(Reuters) - Kellogg Co’s (K.N) quarterly revenue and profit beat Wall Street expectations on Tuesday, as demand for its Pringles and Cheez-It snacks, as well as frozen foods cushioned the impact of sluggish sales for its cereals in North America.
Shares of the company, which reaffirmed its full-year sales forecast, climbed 4% to $63.61.
The company has been stepping up efforts to attract health-conscious consumers with plant-based and probiotic products as they shun sugary cereals that used to be a staple in American breakfast tables.
It has been also spending more on promotions, packaging to make products easier for on-the-go consumption, and adding items under its MorningStar Farms brand that makes plant-based meat alternatives, which have seen booming demand recently.
The efforts boosted organic net sales for snacks in North America, its largest market, to rise 5.2% in the third quarter.
Organic sales from North America frozen foods segment rose 0.6%, with double-digit jump in demand for MorningStar Farms brand.
The company plans to launch new brand Incogmeato, which includes ready-to-cook plant-based burger, at grocery stores in early 2020.
“So much has been made lately of the emerging ready-to-cook or refrigerated meat alternatives segment and there is no question that this segment has terrific momentum and growth prospect,” Chief Executive Officer Steve Cahillane told analysts on the earnings call.
However, cereals declined in North America in the quarter despite the company’s move to standardize pack sizes and launch products such as new Happy Inside and Pop-Tarts cereals.
“Cereal in the United States is job No.1,” Cahillane said.

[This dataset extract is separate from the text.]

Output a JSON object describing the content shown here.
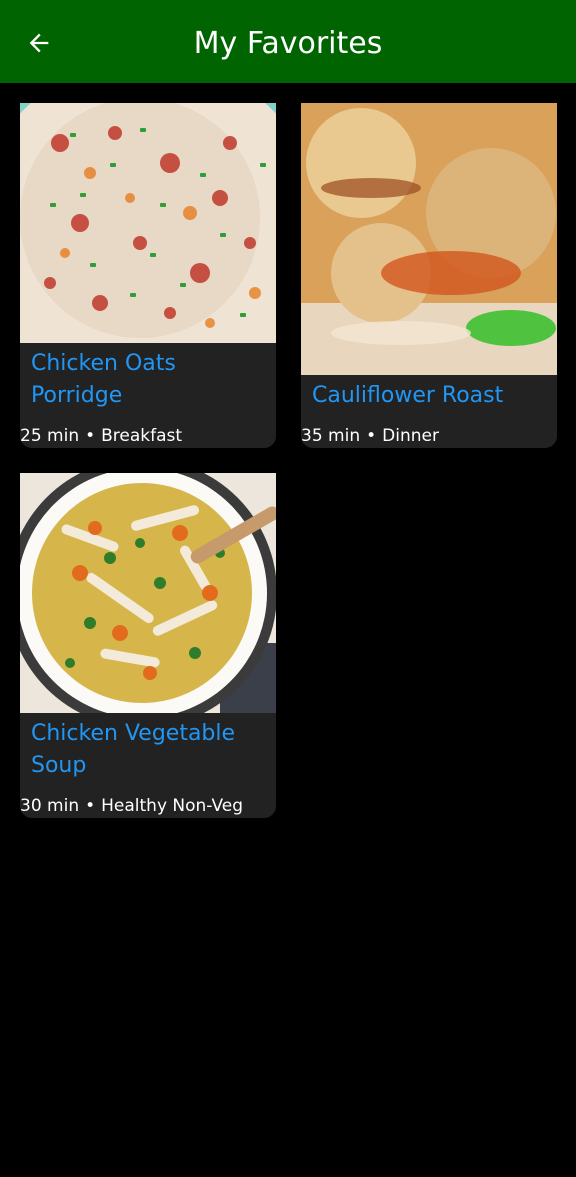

“We are not where we need to be yet in North America cereal but we are on it,” Cahillane said, adding that he expects gradual improvement in the segment in the fourth quarter and into 2020.
Overall organic sales, which excludes acquisitions, divestitures and foreign exchange impact, rose 2.4% for the three months ended Sept. 28.
Net sales dropped 2.8% to $3.37 billion, but beat the average analyst estimate of $3.35 billion, according to IBES data from Refinitiv.
Excluding items, Kellogg earned $1.03 per share and beat expectations of 91 cents.
The company now expects full-year adjusted profit in the low-end of its prior guidance of 10% to 11% fall, partly due to the divestiture of its Keebler biscuits brand and other assets.
(The story corrects adjusted EPS to $1.03 from $1.05 in second-last paragraph.)
Reporting by Praveen Paramasivam and Soundarya J in Bengaluru; Editing by Arun Koyyur and Shinjini Ganguli